The news follows this week's arrest of Seattle resident Gregory Kopiloff for allegedly using peer-to-peer software to steal personal information from other users.
Kopiloff's indictment is thought to be the first involving P2P networks. He is accused of using information on tax returns, bank statements and credit reports to obtain identity information to defraud consumers, banks and retailers.
"Most individuals and organisations that have P2P networks on their computers do not even know that they have exposed their sensitive corporate, personal, financial and health information to identity thieves," said Pasquale Giordano, president of SafeMedia.
Giordano pointed out that this is not the first time that thieves using P2P networks have stolen personal identity information.
Pharmaceuticals giant Pfizer lost more than 17,000 employee records to inadvertent file-sharing by an employee on a contaminated P2P network. The company is now facing a class action lawsuit by its employees.
Naturally, SafeMedia guarantees complete identity theft protection for any computer connected to a government, corporate or university network, cable or DSL modem that has a P2P client installed.
SafeMedia's P2P Disaggregator claims to make it impossible for a computer to contact or be contacted by a contaminated P2P network.
This prevents uploading and downloading of any files to contaminated P2P networks, which are the primary sources of identity theft and illegal file sharing.
"This indictment on an alleged Seattle fraud ring shows what a group of ID thieves could do if they grab your information," said Giordano.

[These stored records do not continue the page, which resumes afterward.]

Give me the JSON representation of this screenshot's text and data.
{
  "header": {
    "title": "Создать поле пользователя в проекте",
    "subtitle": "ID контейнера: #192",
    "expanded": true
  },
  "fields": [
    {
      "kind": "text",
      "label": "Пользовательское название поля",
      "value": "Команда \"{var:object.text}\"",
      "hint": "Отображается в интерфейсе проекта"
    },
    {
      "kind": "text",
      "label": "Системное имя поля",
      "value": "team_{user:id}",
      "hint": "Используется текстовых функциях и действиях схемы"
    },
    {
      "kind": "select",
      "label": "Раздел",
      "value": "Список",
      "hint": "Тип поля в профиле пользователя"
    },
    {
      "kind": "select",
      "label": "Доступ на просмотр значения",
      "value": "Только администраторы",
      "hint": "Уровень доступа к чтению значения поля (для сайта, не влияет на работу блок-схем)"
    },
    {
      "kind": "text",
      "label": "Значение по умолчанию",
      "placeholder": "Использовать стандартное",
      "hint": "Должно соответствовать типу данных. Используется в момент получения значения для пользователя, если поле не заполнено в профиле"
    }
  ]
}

"SafeMedia's P2PD technology is embedded in DSL and cable modems in the home or work environment or as a subnet appliance to protect government, corporate or university networks."
This installation model eliminates any network latency and eliminates bandwidth consumption at a subnet level associated with contaminated P2P networks.

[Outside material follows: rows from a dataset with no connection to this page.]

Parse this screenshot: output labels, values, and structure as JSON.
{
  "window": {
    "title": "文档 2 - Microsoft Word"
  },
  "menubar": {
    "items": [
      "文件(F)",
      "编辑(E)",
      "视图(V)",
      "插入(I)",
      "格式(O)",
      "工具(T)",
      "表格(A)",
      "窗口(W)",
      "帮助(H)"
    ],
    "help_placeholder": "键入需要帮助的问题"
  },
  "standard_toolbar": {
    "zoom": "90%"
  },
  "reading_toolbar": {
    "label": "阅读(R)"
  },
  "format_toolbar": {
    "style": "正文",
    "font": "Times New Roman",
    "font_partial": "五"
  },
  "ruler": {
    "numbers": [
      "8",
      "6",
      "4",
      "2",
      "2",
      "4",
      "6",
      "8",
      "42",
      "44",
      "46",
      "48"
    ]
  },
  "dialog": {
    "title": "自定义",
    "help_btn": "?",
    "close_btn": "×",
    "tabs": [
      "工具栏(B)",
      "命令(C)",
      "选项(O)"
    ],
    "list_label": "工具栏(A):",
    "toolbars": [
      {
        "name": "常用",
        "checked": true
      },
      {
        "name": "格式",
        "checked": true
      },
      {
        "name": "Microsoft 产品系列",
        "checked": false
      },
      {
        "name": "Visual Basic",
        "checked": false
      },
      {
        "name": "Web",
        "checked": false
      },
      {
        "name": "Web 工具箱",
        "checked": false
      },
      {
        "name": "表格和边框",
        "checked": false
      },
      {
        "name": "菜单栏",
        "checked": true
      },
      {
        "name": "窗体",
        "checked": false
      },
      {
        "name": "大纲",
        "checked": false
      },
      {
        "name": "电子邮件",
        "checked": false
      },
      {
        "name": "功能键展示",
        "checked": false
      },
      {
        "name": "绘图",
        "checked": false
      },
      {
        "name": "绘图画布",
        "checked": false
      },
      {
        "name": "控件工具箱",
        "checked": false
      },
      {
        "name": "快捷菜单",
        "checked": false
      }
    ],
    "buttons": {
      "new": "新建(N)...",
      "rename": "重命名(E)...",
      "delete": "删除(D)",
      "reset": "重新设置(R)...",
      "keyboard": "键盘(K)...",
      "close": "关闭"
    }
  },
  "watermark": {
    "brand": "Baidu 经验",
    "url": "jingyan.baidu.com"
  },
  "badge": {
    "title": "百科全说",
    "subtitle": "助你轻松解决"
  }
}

More P2P fraud victims expected
By Clement James on Sep 13, 2007 9:55AM